Thinking Of Beginning A New Life Without Booze?

Posted by Tony Cooper on

Thinking Of Beginning A New Life Without Booze?

It took me seven years to kick my alcohol addiction. Seven long years of trying and failing to stop drinking alcohol after 35 years of consistent heavy boozing. If you are struggling to come to terms with your alcohol addiction, then you have landed at your final destination, because I made this website for you.

I built this site to help people come to terms with their excessive drinking and realise that it is the cause of all their problems and misery rather than their saviour. Alcohol may give you temporary relief from your life problems, but it exacts a terrible price for it. Consistent heavy drinking can also make you depressed long term, without you even realising it, as well as storing up a myriad of other health problems.

I'm not against people drinking. Not at all. For those who can have one or two drinks and then stop I wish you the best of health. But for many hundreds of thousands of individuals, it has become a millstone around their neck that they would be much better off without. The problem is that when you realise you are drinking too much, it's too late. The alcohol has taken you.

So to begin with, you are here, and you are reading this, and you are wondering if you have a problem with alcohol. Am I an alcoholic? That is the question you want answering.

An alcoholic presents a typical stereotype with which we can all identify. Drinking from a brown paper bag while idly whiling away the time on a park bench. Sinking their first drink before breakfast, drinking every day, smelling of whisky or other spirits, dirty, unkempt clothes.

That's most people's acceptance of what it means to be an alcoholic. But in reality, there is a vast swathe of the population that simply drinks too much and finds it hard to stop once they get going. Because it is socially acceptable to drink, getting drunk is considered the normal thing to do.
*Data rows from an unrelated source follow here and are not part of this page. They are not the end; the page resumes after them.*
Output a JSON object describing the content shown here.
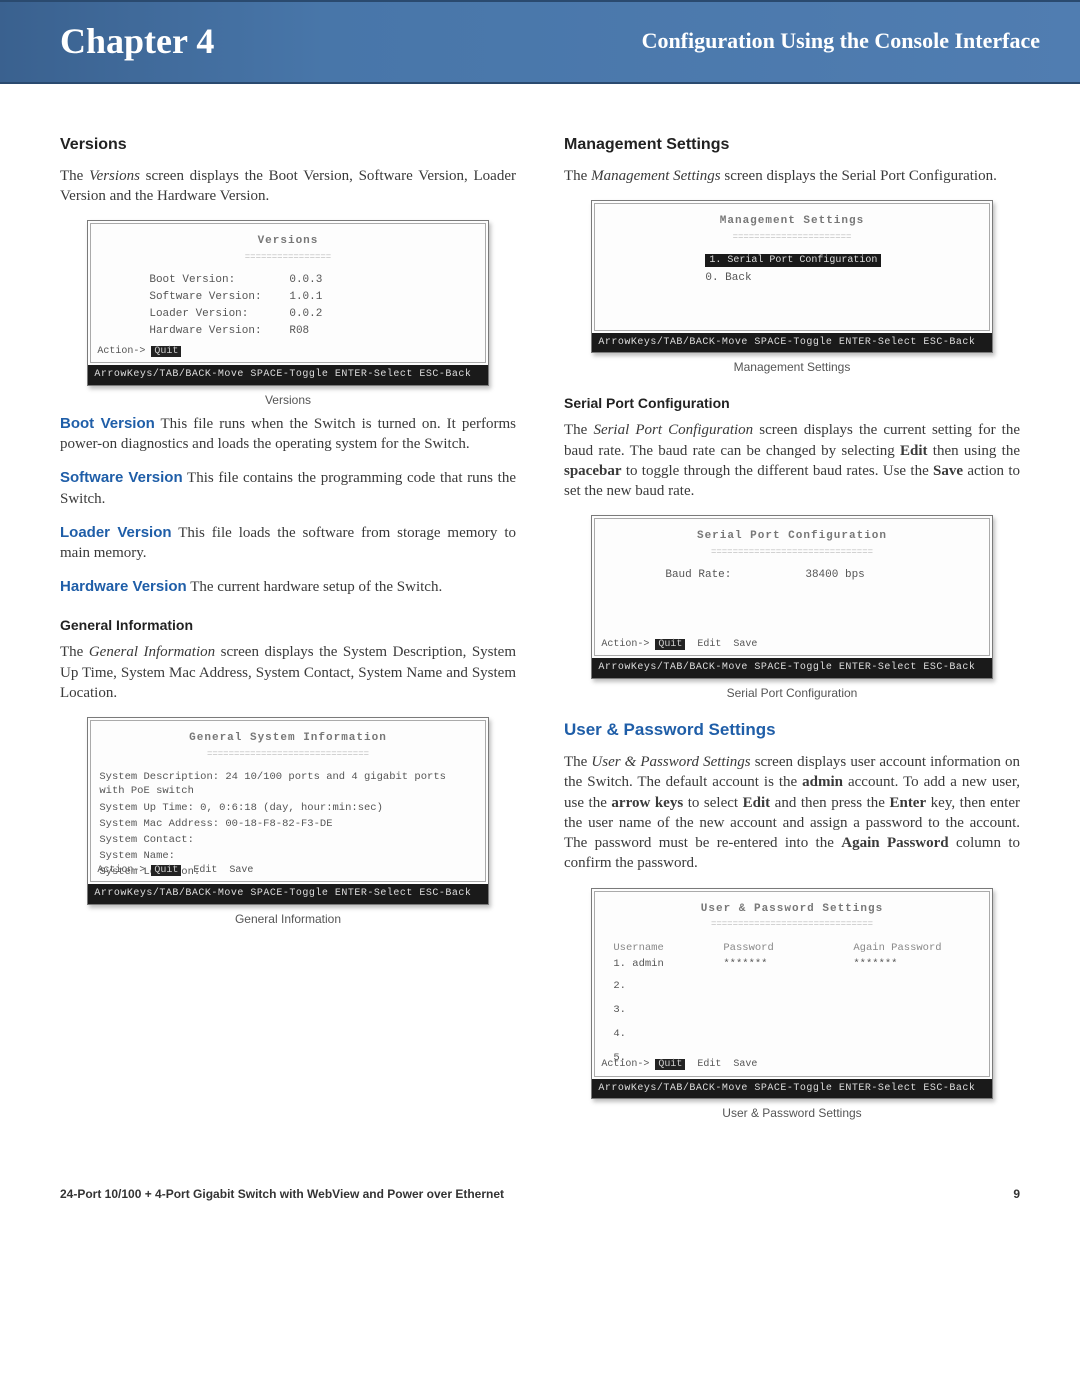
{
  "header": {
    "chapter": "Chapter 4",
    "title": "Configuration Using the Console Interface"
  },
  "left": {
    "versions": {
      "heading": "Versions",
      "intro_pre": "The ",
      "intro_em": "Versions",
      "intro_post": " screen displays the Boot Version, Software Version, Loader Version and the Hardware Version.",
      "fig": {
        "title": "Versions",
        "rows": [
          {
            "label": "Boot Version:",
            "value": "0.0.3"
          },
          {
            "label": "Software Version:",
            "value": "1.0.1"
          },
          {
            "label": "Loader Version:",
            "value": "0.0.2"
          },
          {
            "label": "Hardware Version:",
            "value": "R08"
          }
        ],
        "actions": "Action-> Quit",
        "footer": "ArrowKeys/TAB/BACK-Move  SPACE-Toggle  ENTER-Select  ESC-Back",
        "caption": "Versions"
      },
      "boot_term": "Boot Version",
      "boot_desc": "  This file runs when the Switch is turned on. It performs power-on diagnostics and loads the operating system for the Switch.",
      "soft_term": "Software Version",
      "soft_desc": " This file contains the programming code that runs the Switch.",
      "load_term": "Loader Version",
      "load_desc": "  This file loads the software from storage memory to main memory.",
      "hard_term": "Hardware Version",
      "hard_desc": " The current hardware setup of the Switch."
    },
    "general": {
      "heading": "General Information",
      "intro_pre": "The ",
      "intro_em": "General Information",
      "intro_post": " screen displays the System Description, System Up Time, System Mac Address, System Contact, System Name and System Location.",
      "fig": {
        "title": "General System Information",
        "rows": [
          "System Description: 24 10/100 ports and 4 gigabit ports with PoE switch",
          "System Up Time:    0, 0:6:18  (day, hour:min:sec)",
          "System Mac Address: 00-18-F8-82-F3-DE",
          "System Contact:",
          "System Name:",
          "System Location:"
        ],
        "actions": "Action-> Quit  Edit  Save",
        "footer": "ArrowKeys/TAB/BACK-Move  SPACE-Toggle  ENTER-Select  ESC-Back",
        "caption": "General Information"
      }
    }
  },
  "right": {
    "mgmt": {
      "heading": "Management Settings",
      "intro_pre": "The ",
      "intro_em": "Management Settings",
      "intro_post": " screen displays the Serial Port Configuration.",
      "fig": {
        "title": "Management Settings",
        "opt1": "1. Serial Port Configuration",
        "opt0": "0. Back",
        "footer": "ArrowKeys/TAB/BACK-Move  SPACE-Toggle  ENTER-Select  ESC-Back",
        "caption": "Management Settings"
      }
    },
    "serial": {
      "heading": "Serial Port Configuration",
      "p_pre": "The ",
      "p_em": "Serial Port Configuration",
      "p_mid1": " screen displays the current setting for the baud rate. The baud rate can be changed by selecting ",
      "p_b1": "Edit",
      "p_mid2": " then using the ",
      "p_b2": "spacebar",
      "p_mid3": " to toggle through the different baud rates. Use the ",
      "p_b3": "Save",
      "p_post": " action to set the new baud rate.",
      "fig": {
        "title": "Serial Port Configuration",
        "label": "Baud Rate:",
        "value": "38400   bps",
        "actions": "Action-> Quit  Edit  Save",
        "footer": "ArrowKeys/TAB/BACK-Move  SPACE-Toggle  ENTER-Select  ESC-Back",
        "caption": "Serial Port Configuration"
      }
    },
    "userpw": {
      "heading": "User & Password Settings",
      "p_pre": "The ",
      "p_em": "User & Password Settings",
      "p_mid1": " screen displays user account information on the Switch. The default account is the ",
      "p_b1": "admin",
      "p_mid2": " account. To add a new user, use the ",
      "p_b2": "arrow keys",
      "p_mid3": " to select ",
      "p_b3": "Edit",
      "p_mid4": " and then press the ",
      "p_b4": "Enter",
      "p_mid5": " key, then enter the user name of the new account and assign a password to the account. The password must be re-entered into the ",
      "p_b5": "Again Password",
      "p_post": " column to confirm the password.",
      "fig": {
        "title": "User & Password Settings",
        "head1": "Username",
        "head2": "Password",
        "head3": "Again Password",
        "row1_user": "1. admin",
        "row1_pw": "*******",
        "row1_pw2": "*******",
        "n2": "2.",
        "n3": "3.",
        "n4": "4.",
        "n5": "5.",
        "actions": "Action-> Quit  Edit  Save",
        "footer": "ArrowKeys/TAB/BACK-Move  SPACE-Toggle  ENTER-Select  ESC-Back",
        "caption": "User & Password Settings"
      }
    }
  },
  "footer": {
    "product": "24-Port 10/100 + 4-Port Gigabit Switch with WebView and Power over Ethernet",
    "page": "9"
  }
}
Just because you don't conform to the stereotype doesn't mean it is OK to continue binge drinking your way into the grave. Alcohol is a very powerful drug that changes the way your brain processes information. After an extended period of consistently using alcohol, your brain has become used to the rush of Dopamine that the first drink brings. Once you've had one drink, all bets are off.

You may not be an alcoholic in the commonly accepted use of the word, but you know you drink too much. If you wake up in the morning and vast tracts of time from the night before have gone missing, or you regularly have to turn detective to find out what you did the evening before then you are well on your way to becoming a fully paid up member of the club.

Things Don't Get Better From Here; They Only Get Worse. 

The sad truth is that in modern western society those that don't drink are considered abnormal or unsocial when in fact the opposite is true. In the early days of abstinence, I lost count of the number of times I was called “boring” halfway through the evening only to be the last one standing when the clock ticked over into the early hours or it came to singing “Auld Lang Syne.” Last year I saw in the New Year on my lonesome, because everyone else was passed out 11 PM 

Even though the very idea of being sober at a party or when you next go out with your mates scares the hell out of you, once you get used to it you'll never want to go back. You've been brainwashed into thinking that alcohol is required to have a great time.

It's not the amount you drink that defines whether or not you are an alcoholic. It is how alcohol is affecting your life that is the important thing. Just because you have mates who drink more than you and don't consider themselves to be alcoholic doesn't mean that they hate themselves any less when they wake up with yet another hangover and spend yet another wasted day in bed.

If alcohol is interfering with your enjoyment of life then it's time to stop drinking and time to start partying!